A Study of Environmental Arctic Change (SEARCH)
Arctic Atmospheric Observatories
|The Atmospheric Observatory Element of the NOAA/SEARCH programs intends to to mirror the Barrow atmospheric measurements, first in northeastern Canada, and later in central Siberia.|
The NOAA Atmospheric Observatory program is establishing long-term, intensive measurements of clouds, radiation, aerosols, surface energy fluxes and chemistry in Eureka/Alert Canada and Tiksi, Russia. These measurements will allow comparison with similar observatory measurements in Barrow, Alaska. The three sites in combination encompass 3 different major Arctic climate regimes. The locations and measurement suite has been carefully designed so that the collected data can be used to determine the mechanisms that drive climate change through a combination of process studies, satellite validation and modeling work. It is anticipated that the Atmospheric Observatory sites will also be the focus of a number of interdisciplinary measurements of regional hydrology, permafrost, ecosystems and the cryosphere that will link the atmospheric measurements into the broader Arctic system. The program is heavily leveraged against Canadian and Russian programs, and has a vigorous interagency cooperation with NSF and DOE.
An integral part of this program is the support of international networks for observing the earth's atmosphere including:
- Global Atmosphere Watch
- Baseline Surface Radiation Network
- Climate Reference Network
- ARM Climate Research Facilities
Status (November 2007)
- 2004 - Radiation sensors and aerosol sensors were installed in Alert, Canada at the existing Global Atmosphere Watch Station
- 2005 - Cloud radar, High Spectral Resolution Lidar (HSRL) installed in Eureka, Canada in collaboration with the Canadian Network for Detection of Atmospheric Change
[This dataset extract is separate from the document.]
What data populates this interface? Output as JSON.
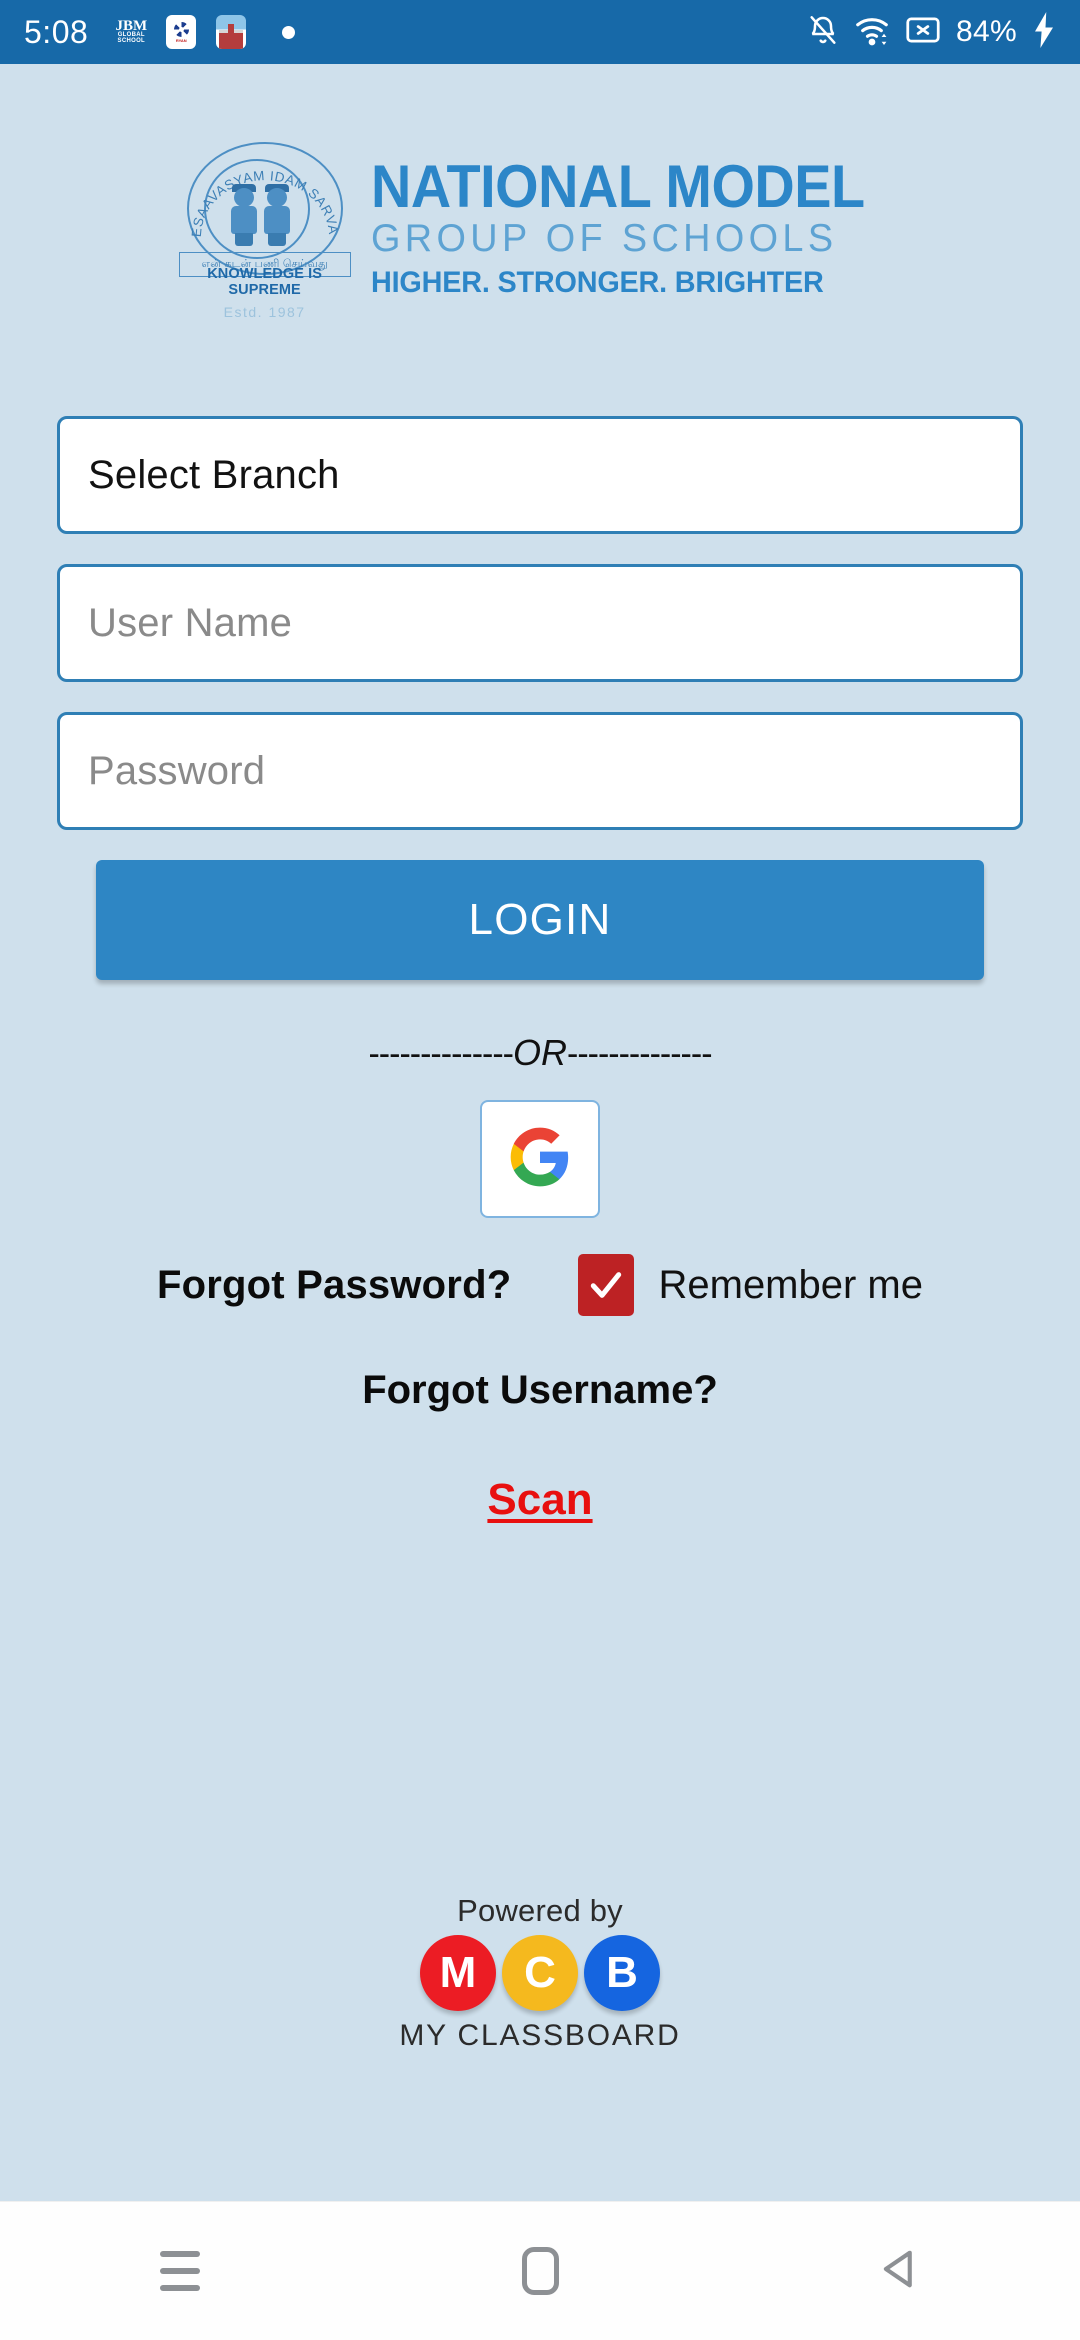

- Polar Atmospheric Emitted Radiance Interferometer and microwave radiometer installed in Eureka, Canada
- Weather station rebuilt in Tiksi, Russia
- Planning meeting organized with NSF and Roshydromet to develop observatory facilities in Tiksi, Russia.
- Visit to Tiksi, Russia to finalize site layout and building plans/location
- Installation of micrometeorological tower in Eureka, Canada
Did you know...
- The word Arctic comes from the Greek word meaning bear. The name refers either to the northern constellations Ursa Major, the "Great Bear", or Ursa Minor, the "Little Bear".